Translation and the vagaries of a past that is inevitably imbricated and invested in the present is also addressed towards the end of Franz Thalmair's interview with Slavs and Tatars, where the artists note that it 'is crucial to resuscitate the historical'. Noting Walter Benjamin's metaphor to describe translation as a form that 'touches the original lightly and only at the infinitely small point of the sense, thereupon pursuing its own course according to the laws of fidelity in the freedom of linguistic flux', the artists and their interlocutor note that 'what's interesting is that two notions often considered to be in tension – the steadfastness of fidelity versus the flux of freedom – are part of one and the same process'. This is perhaps a fitting quote to close on in this discussion of the demands placed upon artists in our far from temperate times and the continued need to support practices that often complicate and deconstruct the present certainties – be they ameliorative in scope or apocalyptic – in an attempt to search out new horizons of possibility and potentiality.

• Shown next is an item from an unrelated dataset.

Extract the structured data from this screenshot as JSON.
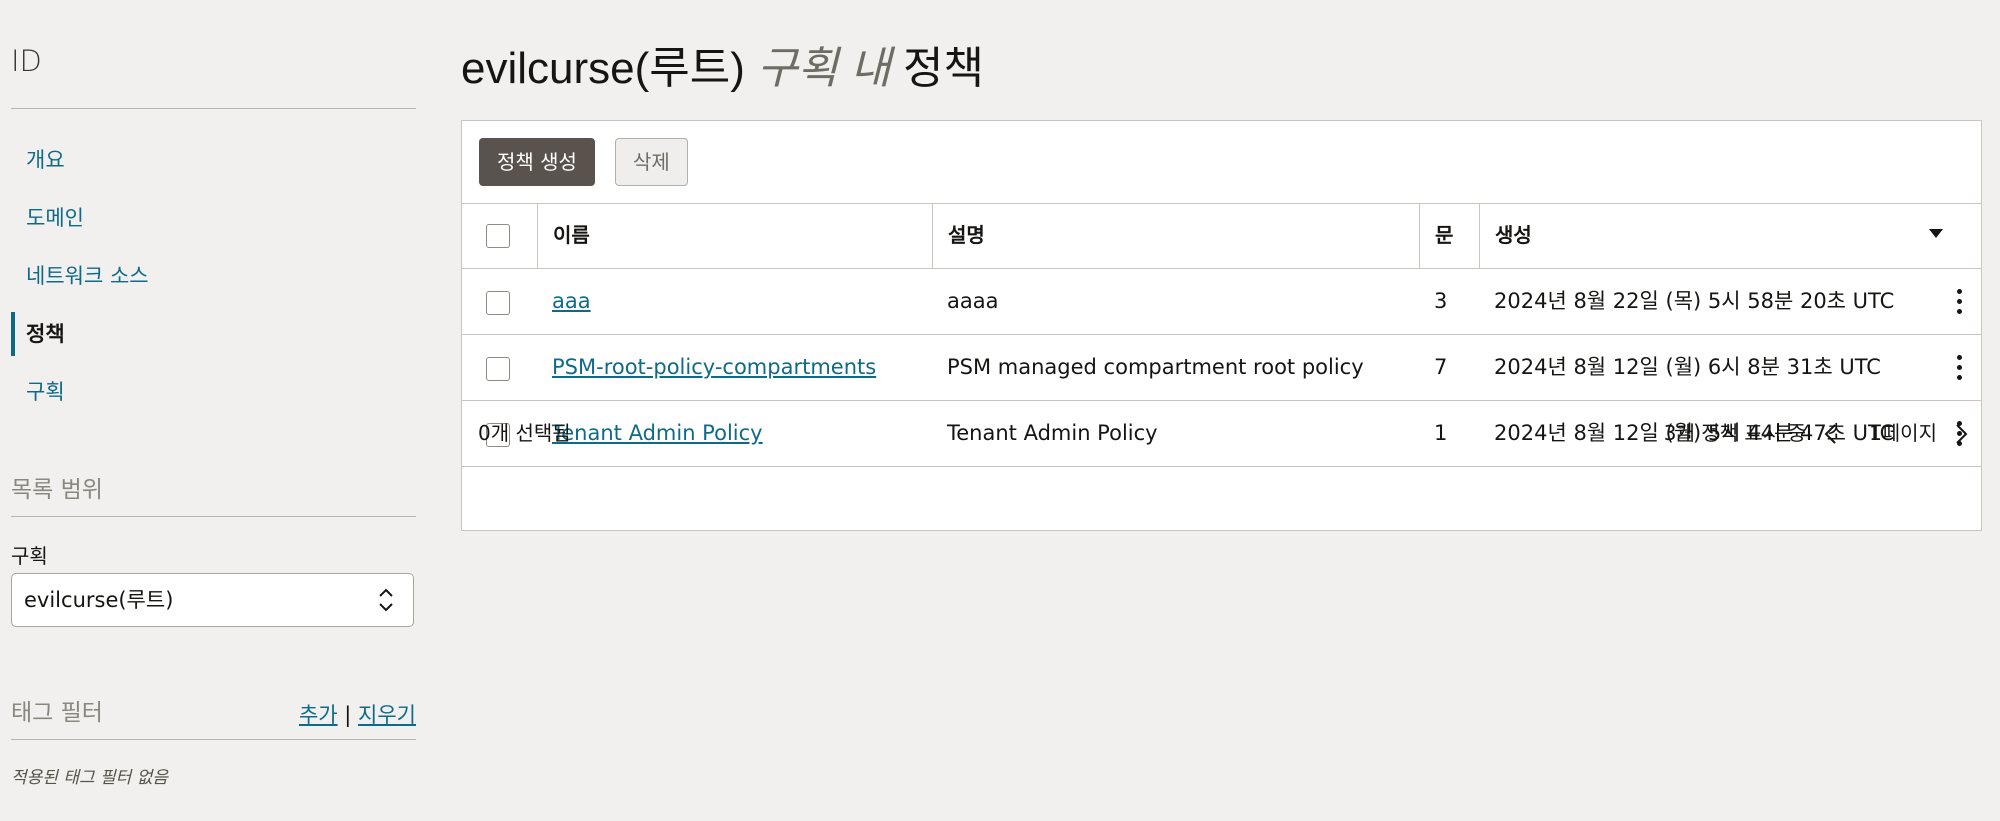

As to what has been lost over the previous decades, as a result of a headlong rush into, if not acceptance of, the neo-liberal territorialization of our innermost desires, the logic of late-capitalist dis-investment, and the disenchantments of revolutionary thought, only time will tell. What is certain is that it seems that art as a practice has been increasingly invested with a revolutionary power all of its own, a power to imagine and reconfigure what can be seen, said and heard in our time, a power that renders it not only fit for the purpose of breathing life back into what were considered obsolete forms and ideas but to question the very ideal that this is what it should indeed be doing. Finally, if art can indeed document the present-day elisions of our time through the prism of multifarious and interdisciplinary practices and interventions, then surely it can reconvene a historical, public, civil, aesthetic and philosophical imaginary in our time. And if not, at least it can highlight the hubris in our attempts to do so.